== WORK REQUIRED ==
Work out how many lines of the records hold the string "JSON", and reply with that number alone.

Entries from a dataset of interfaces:

Segment Open

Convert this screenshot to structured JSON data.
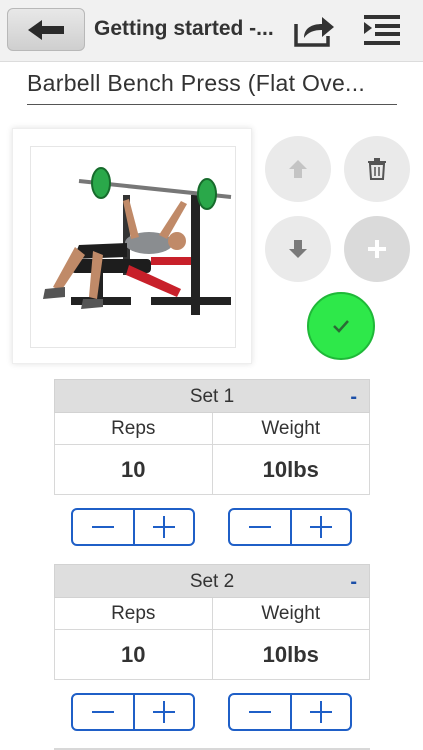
{
  "header": {
    "title": "Getting started -...",
    "icons": {
      "back": "arrow-left-icon",
      "share": "share-icon",
      "menu": "menu-icon"
    }
  },
  "exercise": {
    "name": "Barbell Bench Press (Flat Ove..."
  },
  "actions": {
    "icons": [
      "arrow-up-icon",
      "trash-icon",
      "arrow-down-icon",
      "plus-icon",
      "check-icon"
    ],
    "accent_color": "#2ee84a"
  },
  "sets": [
    {
      "title": "Set 1",
      "remove_label": "-",
      "reps_label": "Reps",
      "weight_label": "Weight",
      "reps": "10",
      "weight": "10lbs"
    },
    {
      "title": "Set 2",
      "remove_label": "-",
      "reps_label": "Reps",
      "weight_label": "Weight",
      "reps": "10",
      "weight": "10lbs"
    }
  ],
  "stepper": {
    "minus": "−",
    "plus": "+",
    "color": "#1f5fc7"
  }
}
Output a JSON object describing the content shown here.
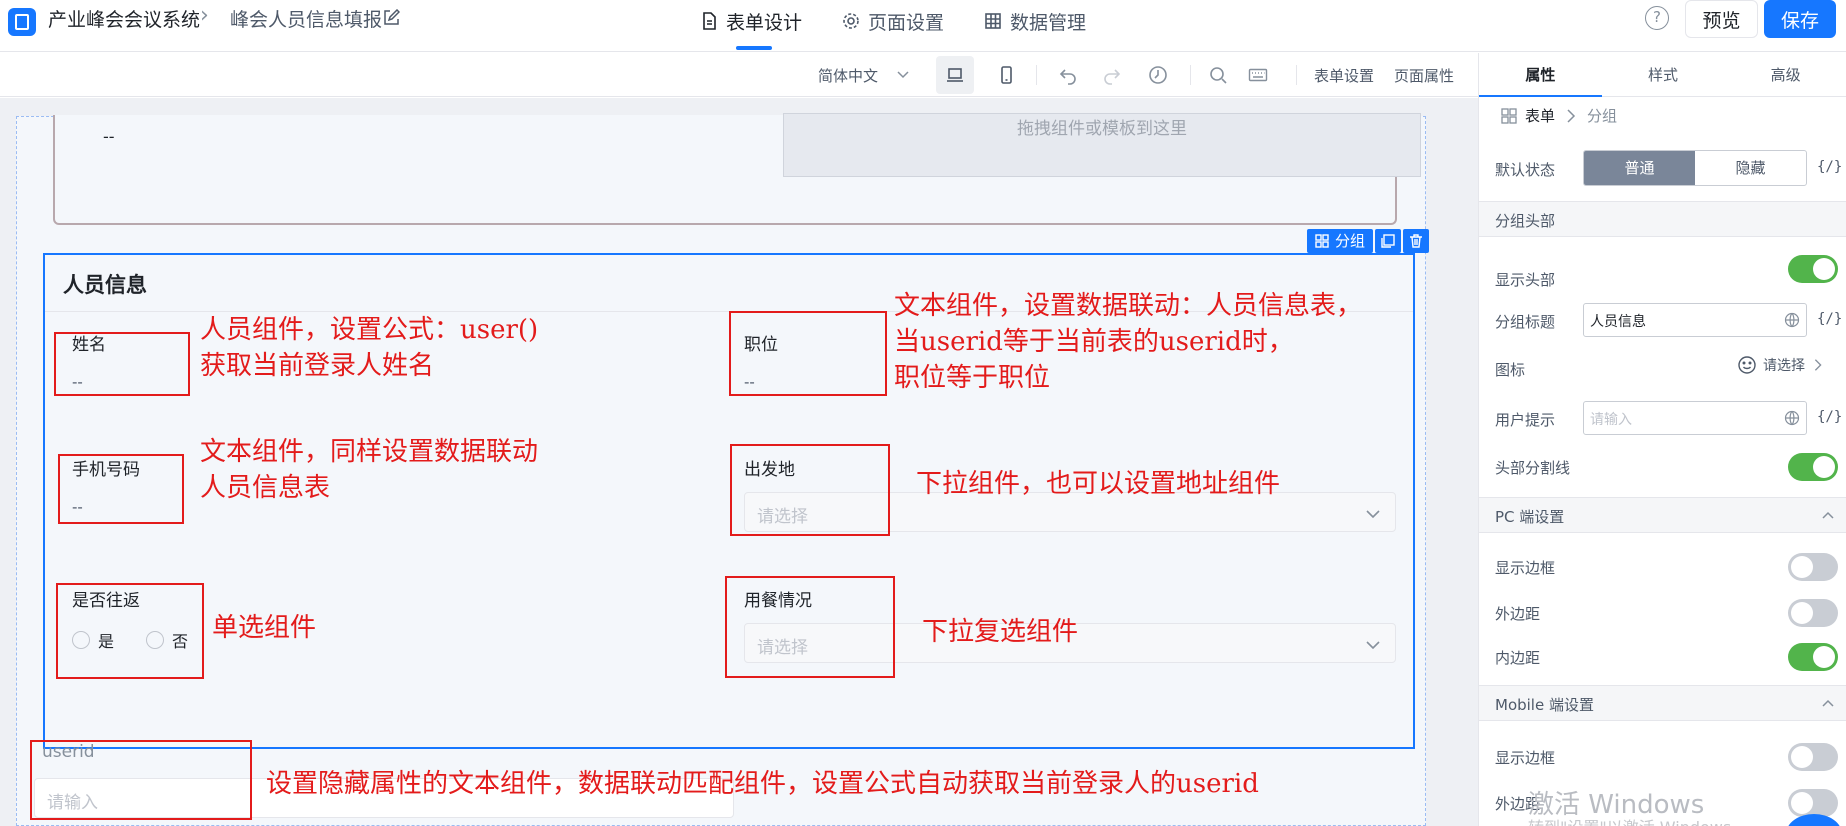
{
  "header": {
    "app_name": "产业峰会会议系统",
    "breadcrumb_sep": "›",
    "form_name": "峰会人员信息填报",
    "tabs": [
      {
        "label": "表单设计",
        "icon": "document-icon"
      },
      {
        "label": "页面设置",
        "icon": "gear-icon"
      },
      {
        "label": "数据管理",
        "icon": "table-icon"
      }
    ],
    "help": "?",
    "preview_label": "预览",
    "save_label": "保存"
  },
  "toolbar": {
    "language": "简体中文",
    "form_settings": "表单设置",
    "page_properties": "页面属性"
  },
  "canvas": {
    "prev_value": "--",
    "drop_hint": "拖拽组件或模板到这里",
    "group_tag": "分组",
    "group_title": "人员信息",
    "fields": {
      "name": {
        "label": "姓名",
        "value": "--"
      },
      "position": {
        "label": "职位",
        "value": "--"
      },
      "phone": {
        "label": "手机号码",
        "value": "--"
      },
      "departure": {
        "label": "出发地",
        "placeholder": "请选择"
      },
      "round_trip": {
        "label": "是否往返",
        "options": [
          "是",
          "否"
        ]
      },
      "meal": {
        "label": "用餐情况",
        "placeholder": "请选择"
      },
      "userid": {
        "label": "userid",
        "placeholder": "请输入"
      }
    }
  },
  "annotations": {
    "name_note_1": "人员组件，设置公式：user()",
    "name_note_2": "获取当前登录人姓名",
    "position_note_1": "文本组件，设置数据联动：人员信息表，",
    "position_note_2": "当userid等于当前表的userid时，",
    "position_note_3": "职位等于职位",
    "phone_note_1": "文本组件，同样设置数据联动",
    "phone_note_2": "人员信息表",
    "departure_note": "下拉组件，也可以设置地址组件",
    "radio_note": "单选组件",
    "meal_note": "下拉复选组件",
    "userid_note": "设置隐藏属性的文本组件，数据联动匹配组件，设置公式自动获取当前登录人的userid"
  },
  "panel": {
    "tabs": [
      "属性",
      "样式",
      "高级"
    ],
    "crumb_root": "表单",
    "crumb_current": "分组",
    "default_state_label": "默认状态",
    "state_options": [
      "普通",
      "隐藏"
    ],
    "fx": "{/}",
    "section_header": "分组头部",
    "show_header_label": "显示头部",
    "group_title_label": "分组标题",
    "group_title_value": "人员信息",
    "icon_label": "图标",
    "icon_pick": "请选择",
    "user_tip_label": "用户提示",
    "user_tip_placeholder": "请输入",
    "header_divider_label": "头部分割线",
    "pc_section": "PC 端设置",
    "show_border_label": "显示边框",
    "margin_label": "外边距",
    "padding_label": "内边距",
    "mobile_section": "Mobile 端设置",
    "mobile_show_border_label": "显示边框",
    "mobile_margin_label": "外边距"
  },
  "toggles": {
    "show_header": true,
    "header_divider": true,
    "pc_show_border": false,
    "pc_margin": false,
    "pc_padding": true,
    "mobile_show_border": false,
    "mobile_margin": false
  },
  "watermark": {
    "line1": "激活 Windows",
    "line2": "转到\"设置\"以激活 Windows。"
  },
  "colors": {
    "accent": "#1677ff",
    "annotation": "#e31b1b",
    "toggle_on": "#52b44b"
  }
}
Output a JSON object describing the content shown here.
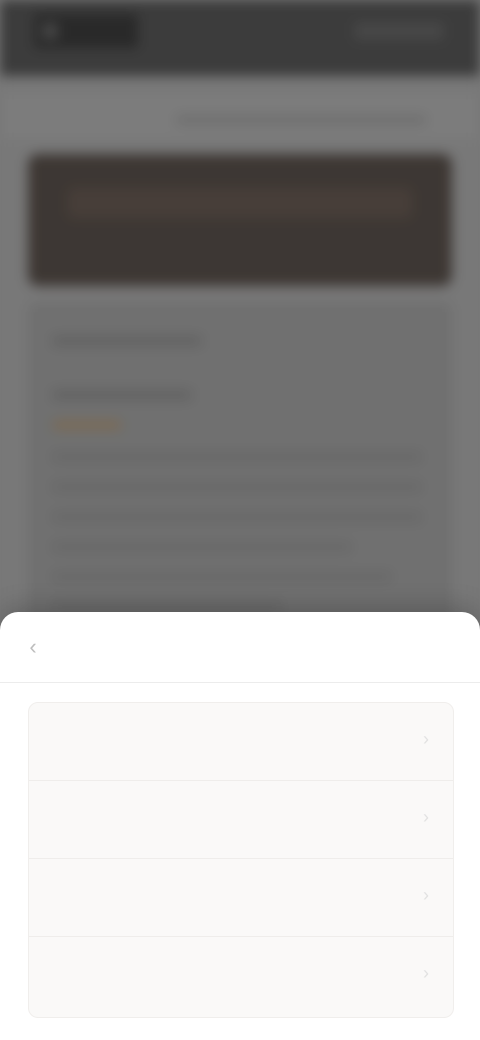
{
  "app": {
    "window_title": ""
  },
  "sheet": {
    "title": "",
    "back_icon": "back-arrow-icon",
    "options": [
      {
        "label": "",
        "icon": "chevron-right-icon"
      },
      {
        "label": "",
        "icon": "chevron-right-icon"
      },
      {
        "label": "",
        "icon": "chevron-right-icon"
      },
      {
        "label": "",
        "icon": "chevron-right-icon"
      }
    ]
  },
  "colors": {
    "topbar": "#2b2b2b",
    "hero": "#2d2520",
    "sheet_bg": "#ffffff",
    "option_bg": "#faf9f8"
  }
}
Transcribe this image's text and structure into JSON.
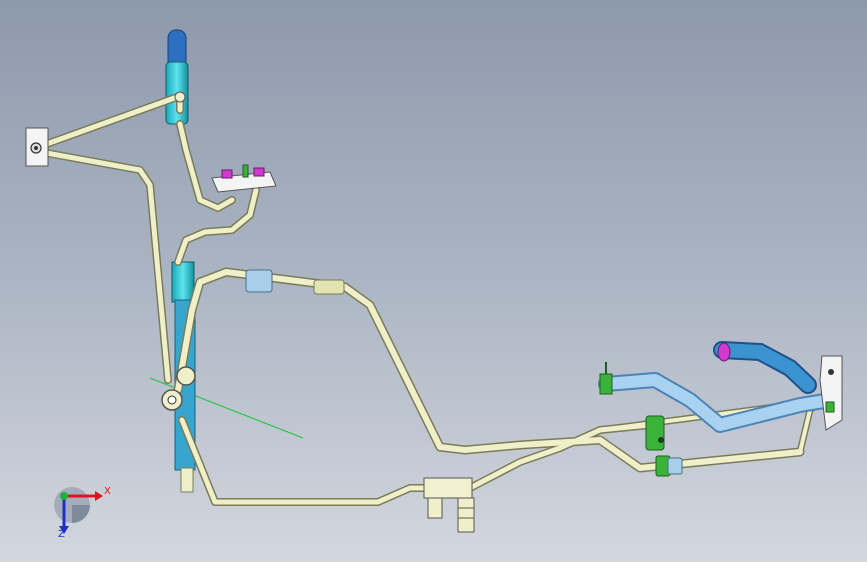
{
  "viewport": {
    "background_top": "#8d99ac",
    "background_bottom": "#d3d7de"
  },
  "colors": {
    "pipe_fill": "#efefc9",
    "pipe_outline": "#7b7b58",
    "hose_cyan": "#3fd0dc",
    "hose_blue": "#7fb8e6",
    "hose_dark_blue": "#2a63b8",
    "clip_green": "#3bb33b",
    "connector_magenta": "#d13ad1",
    "bracket_white": "#f4f4f4",
    "guide_line_green": "#19c43a"
  },
  "triad": {
    "x_label": "X",
    "z_label": "Z",
    "x_color": "#e0141e",
    "y_color": "#19b33a",
    "z_color": "#1d2fc7",
    "icon": "view-orientation-triad-icon"
  }
}
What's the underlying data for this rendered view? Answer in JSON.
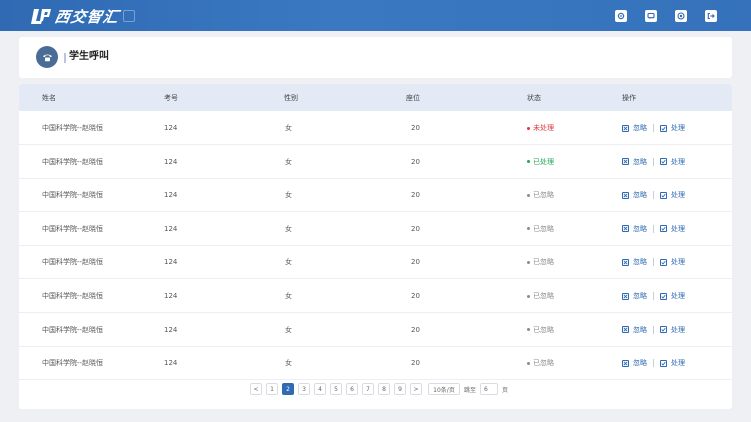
{
  "app": {
    "name": "西交智汇"
  },
  "page": {
    "title": "学生呼叫"
  },
  "colors": {
    "brand": "#2f6ab3",
    "header_bg": "#e3eaf5",
    "unprocessed": "#e0383e",
    "processed": "#27a35a",
    "ignored": "#8c8c8c"
  },
  "table": {
    "columns": {
      "name": "姓名",
      "exam_no": "考号",
      "gender": "性别",
      "seat": "座位",
      "status": "状态",
      "actions": "操作"
    },
    "action_labels": {
      "ignore": "忽略",
      "process": "处理"
    },
    "rows": [
      {
        "name": "中国科学院--赵晓恒",
        "exam_no": "124",
        "gender": "女",
        "seat": "20",
        "status": "未处理",
        "status_type": "unprocessed"
      },
      {
        "name": "中国科学院--赵晓恒",
        "exam_no": "124",
        "gender": "女",
        "seat": "20",
        "status": "已处理",
        "status_type": "processed"
      },
      {
        "name": "中国科学院--赵晓恒",
        "exam_no": "124",
        "gender": "女",
        "seat": "20",
        "status": "已忽略",
        "status_type": "ignored"
      },
      {
        "name": "中国科学院--赵晓恒",
        "exam_no": "124",
        "gender": "女",
        "seat": "20",
        "status": "已忽略",
        "status_type": "ignored"
      },
      {
        "name": "中国科学院--赵晓恒",
        "exam_no": "124",
        "gender": "女",
        "seat": "20",
        "status": "已忽略",
        "status_type": "ignored"
      },
      {
        "name": "中国科学院--赵晓恒",
        "exam_no": "124",
        "gender": "女",
        "seat": "20",
        "status": "已忽略",
        "status_type": "ignored"
      },
      {
        "name": "中国科学院--赵晓恒",
        "exam_no": "124",
        "gender": "女",
        "seat": "20",
        "status": "已忽略",
        "status_type": "ignored"
      },
      {
        "name": "中国科学院--赵晓恒",
        "exam_no": "124",
        "gender": "女",
        "seat": "20",
        "status": "已忽略",
        "status_type": "ignored"
      }
    ]
  },
  "pagination": {
    "prev": "<",
    "next": ">",
    "pages": [
      "1",
      "2",
      "3",
      "4",
      "5",
      "6",
      "7",
      "8",
      "9"
    ],
    "current": "2",
    "page_size": "10条/页",
    "jump_label": "跳至",
    "jump_value": "6",
    "page_suffix": "页"
  },
  "toolbar_icons": [
    "settings-icon",
    "message-icon",
    "help-icon",
    "logout-icon"
  ]
}
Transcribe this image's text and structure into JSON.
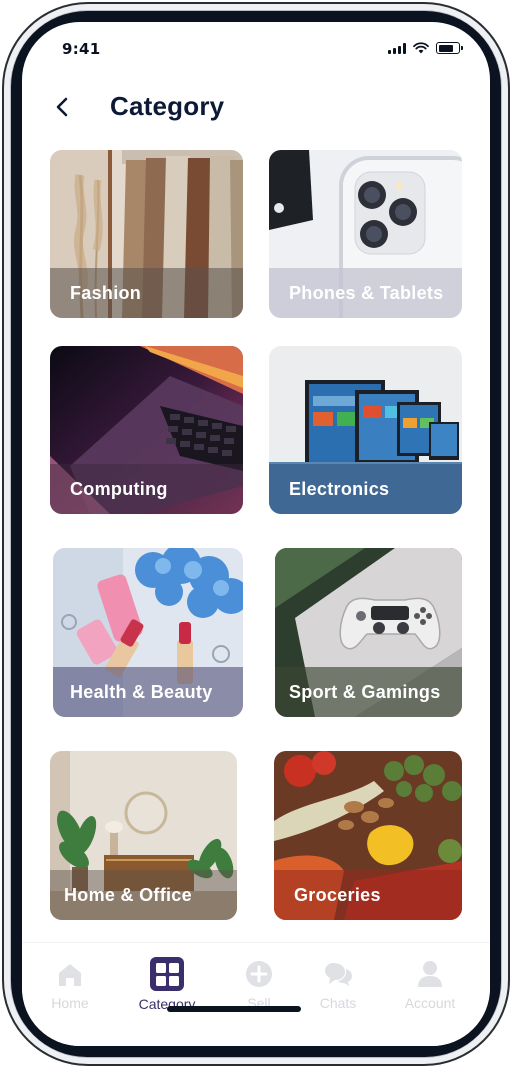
{
  "status_bar": {
    "time": "9:41"
  },
  "header": {
    "title": "Category",
    "back_icon": "chevron-left-icon"
  },
  "categories": [
    {
      "label": "Fashion"
    },
    {
      "label": "Phones & Tablets"
    },
    {
      "label": "Computing"
    },
    {
      "label": "Electronics"
    },
    {
      "label": "Health & Beauty"
    },
    {
      "label": "Sport & Gamings"
    },
    {
      "label": "Home & Office"
    },
    {
      "label": "Groceries"
    }
  ],
  "tabbar": {
    "items": [
      {
        "label": "Home",
        "icon": "home-icon",
        "active": false
      },
      {
        "label": "Category",
        "icon": "category-grid-icon",
        "active": true
      },
      {
        "label": "Sell",
        "icon": "plus-circle-icon",
        "active": false
      },
      {
        "label": "Chats",
        "icon": "chat-bubbles-icon",
        "active": false
      },
      {
        "label": "Account",
        "icon": "person-icon",
        "active": false
      }
    ]
  },
  "colors": {
    "accent": "#3b2f6b",
    "title": "#0c1a36",
    "inactive_tab": "#d6d8dc"
  }
}
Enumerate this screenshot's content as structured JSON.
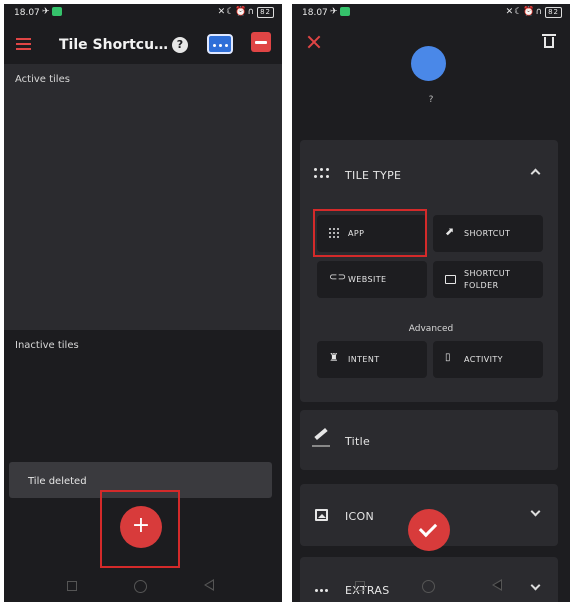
{
  "left_screen": {
    "status_bar": {
      "time": "18.07",
      "battery": "82"
    },
    "app_title": "Tile Shortcu…",
    "help_label": "?",
    "sections": {
      "active_title": "Active tiles",
      "inactive_title": "Inactive tiles"
    },
    "snackbar": "Tile deleted",
    "fab_label": "+"
  },
  "right_screen": {
    "status_bar": {
      "time": "18.07",
      "battery": "82"
    },
    "avatar_label": "?",
    "tile_type": {
      "header": "TILE TYPE",
      "buttons": {
        "app": "APP",
        "shortcut": "SHORTCUT",
        "website": "WEBSITE",
        "shortcut_folder_line1": "SHORTCUT",
        "shortcut_folder_line2": "FOLDER"
      },
      "advanced_label": "Advanced",
      "advanced_buttons": {
        "intent": "INTENT",
        "activity": "ACTIVITY"
      }
    },
    "title_row": "Title",
    "icon_row": "ICON",
    "extras_row": "EXTRAS"
  },
  "colors": {
    "accent_red": "#d83b3b",
    "highlight_red": "#d42a2a",
    "avatar_blue": "#4a88e8",
    "background_dark": "#1c1c1f",
    "surface": "#2b2b2f"
  }
}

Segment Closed

== OUTPUT OF THE TASK ==
7